Each entry must be printed again without a single change.

--- Record set ---

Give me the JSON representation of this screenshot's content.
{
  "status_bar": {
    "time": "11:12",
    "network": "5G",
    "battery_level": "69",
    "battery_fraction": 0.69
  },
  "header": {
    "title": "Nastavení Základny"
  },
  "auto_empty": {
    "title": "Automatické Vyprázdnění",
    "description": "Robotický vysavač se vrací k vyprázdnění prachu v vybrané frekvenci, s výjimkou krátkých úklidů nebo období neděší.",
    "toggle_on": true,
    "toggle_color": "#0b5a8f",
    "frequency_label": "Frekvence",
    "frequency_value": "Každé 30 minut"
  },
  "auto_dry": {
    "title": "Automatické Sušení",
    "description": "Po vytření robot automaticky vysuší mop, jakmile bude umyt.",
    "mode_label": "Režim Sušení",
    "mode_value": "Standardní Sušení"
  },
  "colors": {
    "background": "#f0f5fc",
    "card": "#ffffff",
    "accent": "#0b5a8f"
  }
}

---

# Response to this exercise
Give me the JSON representation of this screenshot's content.
{
  "status_bar": {
    "time": "11:12",
    "network": "5G",
    "battery_level": "69",
    "battery_fraction": 0.69
  },
  "header": {
    "title": "Nastavení Základny"
  },
  "auto_empty": {
    "title": "Automatické Vyprázdnění",
    "description": "Robotický vysavač se vrací k vyprázdnění prachu v vybrané frekvenci, s výjimkou krátkých úklidů nebo období neděší.",
    "toggle_on": true,
    "toggle_color": "#0b5a8f",
    "frequency_label": "Frekvence",
    "frequency_value": "Každé 30 minut"
  },
  "auto_dry": {
    "title": "Automatické Sušení",
    "description": "Po vytření robot automaticky vysuší mop, jakmile bude umyt.",
    "mode_label": "Režim Sušení",
    "mode_value": "Standardní Sušení"
  },
  "colors": {
    "background": "#f0f5fc",
    "card": "#ffffff",
    "accent": "#0b5a8f"
  }
}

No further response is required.